Treatment for Sleepwalking with PEMF Therapy
Chances are you found this article today because you have been researching online for more information regarding treatment for sleepwalking.
This sleep disorder can be troublesome for those who struggle with it and are unable to find a solution.
Much research has been conducted on sleepwalking, and we know that the disorder originates during the deepest part of sleep known as REM cycle.
We also know that there are many more reports of sleepwalking with children than there are adults.
While it’s uncertain as to why this occurs, it’s clear that sleepwalking is all too common of a problem.
In fact, statistics tell us that more than eight million people suffer from sleepwalking disorder, and many are now reporting that they walk or do other activities in their sleep while using certain medications.
With so many reported with sleepwalking disorder, is medicine going to create a better way for these individuals to manage their symptoms and potentially reduce the occurrences of sleepwalking?
Is there a way to really tell if something in the patient’s life is triggering the sleepwalking event?
Today, this article will discuss what medicine has determined causes sleepwalking, what behaviors typically occur with sleepwalking and the conventional course of treatment.

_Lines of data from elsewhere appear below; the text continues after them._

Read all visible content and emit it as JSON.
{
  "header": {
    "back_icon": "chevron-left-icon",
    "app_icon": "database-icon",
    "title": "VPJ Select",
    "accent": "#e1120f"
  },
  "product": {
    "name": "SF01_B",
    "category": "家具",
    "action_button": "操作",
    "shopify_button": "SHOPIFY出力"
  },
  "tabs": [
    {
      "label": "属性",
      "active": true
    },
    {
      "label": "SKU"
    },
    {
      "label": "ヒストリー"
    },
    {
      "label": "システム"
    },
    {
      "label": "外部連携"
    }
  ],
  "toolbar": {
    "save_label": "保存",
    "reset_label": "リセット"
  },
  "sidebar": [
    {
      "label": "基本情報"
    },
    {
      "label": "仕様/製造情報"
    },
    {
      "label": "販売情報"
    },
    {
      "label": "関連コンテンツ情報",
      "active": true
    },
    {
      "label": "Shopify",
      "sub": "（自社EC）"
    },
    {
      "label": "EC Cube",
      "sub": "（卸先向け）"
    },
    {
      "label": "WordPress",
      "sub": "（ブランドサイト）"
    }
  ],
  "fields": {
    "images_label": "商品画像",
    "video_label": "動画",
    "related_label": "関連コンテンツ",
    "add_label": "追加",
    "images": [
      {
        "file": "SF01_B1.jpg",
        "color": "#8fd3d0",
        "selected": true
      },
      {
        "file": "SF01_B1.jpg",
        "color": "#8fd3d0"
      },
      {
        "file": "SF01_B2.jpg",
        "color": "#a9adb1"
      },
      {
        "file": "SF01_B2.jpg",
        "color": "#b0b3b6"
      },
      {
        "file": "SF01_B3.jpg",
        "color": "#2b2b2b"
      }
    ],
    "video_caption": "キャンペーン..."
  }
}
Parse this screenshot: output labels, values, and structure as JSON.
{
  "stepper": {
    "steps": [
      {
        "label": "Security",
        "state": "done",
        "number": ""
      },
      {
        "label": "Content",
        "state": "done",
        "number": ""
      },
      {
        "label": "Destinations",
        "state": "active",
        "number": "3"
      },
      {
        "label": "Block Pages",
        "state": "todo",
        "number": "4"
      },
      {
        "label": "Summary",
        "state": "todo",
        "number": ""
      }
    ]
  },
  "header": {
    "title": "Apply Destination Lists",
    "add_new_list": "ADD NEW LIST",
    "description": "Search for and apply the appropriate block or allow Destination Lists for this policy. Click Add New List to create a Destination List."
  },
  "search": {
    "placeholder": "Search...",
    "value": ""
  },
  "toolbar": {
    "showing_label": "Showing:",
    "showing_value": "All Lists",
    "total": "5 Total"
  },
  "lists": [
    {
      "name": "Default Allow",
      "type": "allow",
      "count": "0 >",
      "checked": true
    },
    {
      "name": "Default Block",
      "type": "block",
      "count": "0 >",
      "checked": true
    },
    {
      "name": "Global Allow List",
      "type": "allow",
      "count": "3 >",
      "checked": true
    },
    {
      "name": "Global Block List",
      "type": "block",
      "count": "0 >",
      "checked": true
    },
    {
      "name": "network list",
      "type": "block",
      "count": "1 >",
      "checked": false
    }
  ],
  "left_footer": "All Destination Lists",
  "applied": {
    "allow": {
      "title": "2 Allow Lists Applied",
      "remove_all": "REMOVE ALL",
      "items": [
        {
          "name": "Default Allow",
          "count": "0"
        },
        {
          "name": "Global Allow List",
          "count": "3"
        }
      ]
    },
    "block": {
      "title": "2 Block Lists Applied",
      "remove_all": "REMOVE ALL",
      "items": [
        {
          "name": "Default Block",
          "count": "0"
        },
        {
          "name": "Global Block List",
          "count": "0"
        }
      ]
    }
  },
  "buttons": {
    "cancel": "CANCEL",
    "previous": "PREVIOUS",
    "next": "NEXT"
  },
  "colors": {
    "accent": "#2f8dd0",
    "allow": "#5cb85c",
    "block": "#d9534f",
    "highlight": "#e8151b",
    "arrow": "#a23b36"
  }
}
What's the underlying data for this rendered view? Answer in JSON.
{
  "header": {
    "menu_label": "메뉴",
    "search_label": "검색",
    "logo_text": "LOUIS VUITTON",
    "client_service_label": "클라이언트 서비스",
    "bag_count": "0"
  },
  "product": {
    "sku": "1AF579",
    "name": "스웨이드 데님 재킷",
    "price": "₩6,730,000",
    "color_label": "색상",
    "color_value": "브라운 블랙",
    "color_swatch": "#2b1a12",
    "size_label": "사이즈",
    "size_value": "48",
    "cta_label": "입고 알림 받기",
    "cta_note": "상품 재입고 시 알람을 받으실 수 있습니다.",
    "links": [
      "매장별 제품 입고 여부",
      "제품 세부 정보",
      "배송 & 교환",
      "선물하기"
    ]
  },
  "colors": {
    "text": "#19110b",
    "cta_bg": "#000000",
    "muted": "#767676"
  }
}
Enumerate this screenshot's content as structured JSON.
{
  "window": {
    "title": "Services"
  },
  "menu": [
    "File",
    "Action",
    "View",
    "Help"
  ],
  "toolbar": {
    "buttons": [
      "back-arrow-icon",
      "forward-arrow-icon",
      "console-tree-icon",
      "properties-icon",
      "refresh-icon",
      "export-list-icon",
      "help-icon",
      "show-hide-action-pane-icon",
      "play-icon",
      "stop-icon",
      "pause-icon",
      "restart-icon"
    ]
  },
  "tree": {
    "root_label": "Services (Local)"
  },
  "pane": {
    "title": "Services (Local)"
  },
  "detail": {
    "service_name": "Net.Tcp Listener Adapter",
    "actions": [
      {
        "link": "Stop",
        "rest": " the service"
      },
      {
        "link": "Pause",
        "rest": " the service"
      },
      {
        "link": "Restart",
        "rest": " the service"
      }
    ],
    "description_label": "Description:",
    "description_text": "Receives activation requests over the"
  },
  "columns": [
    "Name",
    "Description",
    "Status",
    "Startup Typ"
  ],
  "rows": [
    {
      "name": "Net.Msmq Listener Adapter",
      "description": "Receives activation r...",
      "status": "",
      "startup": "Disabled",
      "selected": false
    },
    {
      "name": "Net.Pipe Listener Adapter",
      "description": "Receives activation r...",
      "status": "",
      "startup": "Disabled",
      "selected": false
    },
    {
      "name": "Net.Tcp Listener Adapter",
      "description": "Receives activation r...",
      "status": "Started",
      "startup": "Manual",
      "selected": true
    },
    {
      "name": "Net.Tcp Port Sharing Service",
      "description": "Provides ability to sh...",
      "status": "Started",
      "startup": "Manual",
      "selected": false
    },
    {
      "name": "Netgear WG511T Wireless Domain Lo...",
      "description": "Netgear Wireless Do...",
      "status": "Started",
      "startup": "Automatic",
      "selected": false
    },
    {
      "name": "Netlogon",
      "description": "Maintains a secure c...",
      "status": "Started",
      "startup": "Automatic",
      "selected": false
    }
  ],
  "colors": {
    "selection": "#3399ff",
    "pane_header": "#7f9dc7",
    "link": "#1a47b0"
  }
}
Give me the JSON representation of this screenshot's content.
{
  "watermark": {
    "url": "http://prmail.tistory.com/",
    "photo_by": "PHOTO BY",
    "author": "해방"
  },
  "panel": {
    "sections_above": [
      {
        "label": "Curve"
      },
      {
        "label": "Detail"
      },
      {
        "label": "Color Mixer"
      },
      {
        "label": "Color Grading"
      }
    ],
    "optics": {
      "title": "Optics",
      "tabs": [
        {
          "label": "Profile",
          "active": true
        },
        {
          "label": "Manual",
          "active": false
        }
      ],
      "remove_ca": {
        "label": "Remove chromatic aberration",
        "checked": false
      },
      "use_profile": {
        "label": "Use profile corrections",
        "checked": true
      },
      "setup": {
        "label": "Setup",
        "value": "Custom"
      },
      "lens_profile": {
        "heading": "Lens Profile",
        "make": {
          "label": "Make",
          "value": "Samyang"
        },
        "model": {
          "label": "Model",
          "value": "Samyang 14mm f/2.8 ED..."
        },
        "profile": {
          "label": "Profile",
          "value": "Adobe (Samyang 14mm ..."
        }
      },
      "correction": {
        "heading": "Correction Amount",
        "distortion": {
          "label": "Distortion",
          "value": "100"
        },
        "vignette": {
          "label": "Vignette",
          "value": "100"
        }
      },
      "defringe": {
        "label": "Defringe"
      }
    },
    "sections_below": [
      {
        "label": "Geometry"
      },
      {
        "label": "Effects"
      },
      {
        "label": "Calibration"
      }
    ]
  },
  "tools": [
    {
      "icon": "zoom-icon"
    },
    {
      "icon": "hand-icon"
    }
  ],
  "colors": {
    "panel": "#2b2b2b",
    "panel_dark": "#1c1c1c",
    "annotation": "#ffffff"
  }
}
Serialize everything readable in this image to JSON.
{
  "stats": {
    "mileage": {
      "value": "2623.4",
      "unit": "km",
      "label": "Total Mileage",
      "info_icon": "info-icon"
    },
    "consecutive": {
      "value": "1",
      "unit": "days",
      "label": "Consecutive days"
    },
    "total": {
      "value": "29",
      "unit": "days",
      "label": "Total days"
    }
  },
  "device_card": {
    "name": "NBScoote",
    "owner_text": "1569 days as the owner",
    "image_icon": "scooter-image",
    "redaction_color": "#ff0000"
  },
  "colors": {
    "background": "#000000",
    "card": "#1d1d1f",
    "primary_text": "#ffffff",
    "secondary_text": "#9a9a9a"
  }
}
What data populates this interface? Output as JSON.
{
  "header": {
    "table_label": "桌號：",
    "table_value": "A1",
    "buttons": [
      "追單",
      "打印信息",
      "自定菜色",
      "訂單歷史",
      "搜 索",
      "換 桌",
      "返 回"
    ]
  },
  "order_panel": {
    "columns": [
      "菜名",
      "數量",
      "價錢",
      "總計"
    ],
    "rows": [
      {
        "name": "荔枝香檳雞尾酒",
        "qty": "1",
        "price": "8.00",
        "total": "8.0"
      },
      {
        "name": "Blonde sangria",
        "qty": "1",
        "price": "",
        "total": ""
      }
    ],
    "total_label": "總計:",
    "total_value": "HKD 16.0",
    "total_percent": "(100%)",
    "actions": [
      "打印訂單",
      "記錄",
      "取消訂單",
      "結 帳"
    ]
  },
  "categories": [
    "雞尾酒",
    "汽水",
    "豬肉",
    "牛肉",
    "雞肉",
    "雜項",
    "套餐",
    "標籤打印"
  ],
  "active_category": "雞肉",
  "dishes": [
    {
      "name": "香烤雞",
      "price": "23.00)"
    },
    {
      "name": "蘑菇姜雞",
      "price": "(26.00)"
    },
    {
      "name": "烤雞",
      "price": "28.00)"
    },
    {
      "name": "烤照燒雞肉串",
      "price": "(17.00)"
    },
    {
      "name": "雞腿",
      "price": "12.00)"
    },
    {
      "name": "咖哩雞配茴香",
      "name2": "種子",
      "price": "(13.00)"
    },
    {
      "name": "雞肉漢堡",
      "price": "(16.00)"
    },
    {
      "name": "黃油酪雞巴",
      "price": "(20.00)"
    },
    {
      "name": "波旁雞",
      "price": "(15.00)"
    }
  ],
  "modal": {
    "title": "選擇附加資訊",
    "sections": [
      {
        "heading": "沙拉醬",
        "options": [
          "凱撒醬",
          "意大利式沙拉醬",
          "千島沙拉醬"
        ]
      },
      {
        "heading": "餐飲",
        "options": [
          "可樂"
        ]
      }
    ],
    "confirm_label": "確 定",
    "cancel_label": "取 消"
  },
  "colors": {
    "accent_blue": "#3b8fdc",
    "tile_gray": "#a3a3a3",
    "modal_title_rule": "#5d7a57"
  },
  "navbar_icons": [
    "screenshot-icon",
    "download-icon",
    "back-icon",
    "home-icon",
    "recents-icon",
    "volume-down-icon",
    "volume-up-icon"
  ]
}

We will also talk about how PEMF therapy can help those who sleep walk, and why it could be one of the most effective solutions for the long-term.
Please take the time to read this article through until the end, so that you can fully understand how this therapy works and why it could be the most effective treatment for sleepwalking.
The Conventional Treatment for Sleepwalking
The one direct cause of sleepwalking is unknown, but we do know that sleep disorders seem to arise during the REM cycle.
There are numerous theories about why this happens, but there is no one specific cause.
Those who sleepwalk exhibit numerous symptoms including:
- Getting up and walking around the house.
- Waking and sitting on the bed without recalling the event.
- Attempting to escape.
- Washing their hair or numerous other activities that are common in life.
The causes are also numerous including:
- Sleep deprivation.
- Inconsistent sleep schedule.
- Stressful life situations.
- Taking drugs that are sedatives on a regular basis.
- Other medications like antipsychotics.
Oftentimes, these medicines cause a patient to sleep deeply, as they have the side effect of causing drowsiness.
Doctors often suggest that these patients take their medications an hour before bed to avoid that feeling of being groggy in the morning.
The link between disrupted sleep and strong medications is often the link between sleep disorders as well as other health problems.
In fact, any life change that disrupts a normal sleep schedule is going to be tough on the body and disrupt other functions of the brain.
The conventional treatment for sleepwalking consists of medications, and this is especially true when other conditions that affect sleep are not present.
The following medications are the most commonly prescribed for sleepwalking:
- ProSom (Estazolam).
- Trazodone (Desyrel).
These medications are available only with a prescription, and it is important that any patient using these medications is aware of the side effects and the risks involved.
ProSom is categorized as what is known as a hypnotic agent designed to reduce the chances of wakefulness during the night.
While use of this particular medication is generally limited to use for a few weeks, it may cause short-term memory loss.
Using this medication for lengthy periods of time could cause strong reactions from withdrawal, just as it would with pain medication. Is there a better way?
Treatment for Sleepwalking without a Prescription
Generally, the first course of treatment for any ailment in the United States include prescription drugs.
While this may seem to be “okay”, consider that millions have become dependent upon prescription drugs and have a very difficult time getting off of the medication later.
Pain medication and any type of medication associated with helping someone sleep can bring on an addiction very quickly.
This is why it’s important for these medications to be used for the short-term as you continue to seek alternatives.
PEMF therapy is not a cure, but it is an alternative treatment for sleepwalking that many have deemed a “better way” to deal with this problem.
PEMF therapy works on the body by bringing it back into balance with the natural circadian rhythm.
This rhythm is what affects one’s ability to sleep during what we refer to as a normal sleep cycle.
When the natural pattern of sleep has become altered, the mind and body can fall out of balance and bring on what we refer to as a sleep disorder.
In this article, we are discussing sleepwalking, but sleep apnea, insomnia, narcolepsy and many other sleep disorders have been studied using PEMF therapy.
The body pulses in alignment with the earth’s natural electromagnetic frequency.
As you age, the body will begin to pulse fewer times per minute. Diabetics have poor circulation, so their body will only pulse around once every ten minutes.
These pulses can bring the natural state of the body back to where it should be, and the same is true of the natural human sleep cycle.
Studies have you shown that PEMF therapy, when used on a consistent basis can help the body come back into balance with the circadian rhythm.
Using PEMF therapy consistently is the key to observing how it affects you and what you wish to correct.
Using a wellness device just once isn’t enough to help the body become restored down to the cellular level.
Most likely, the stressors in life that have caused the patterns of your body to become altered did not occur overnight. the same is true of correcting the problem.
If would like to learn more about how PEMF therapy could become an alternative treatment for sleepwalking, please visit www.pemfsupply.com, and be sure to check out the sectioned called “Information Videos”.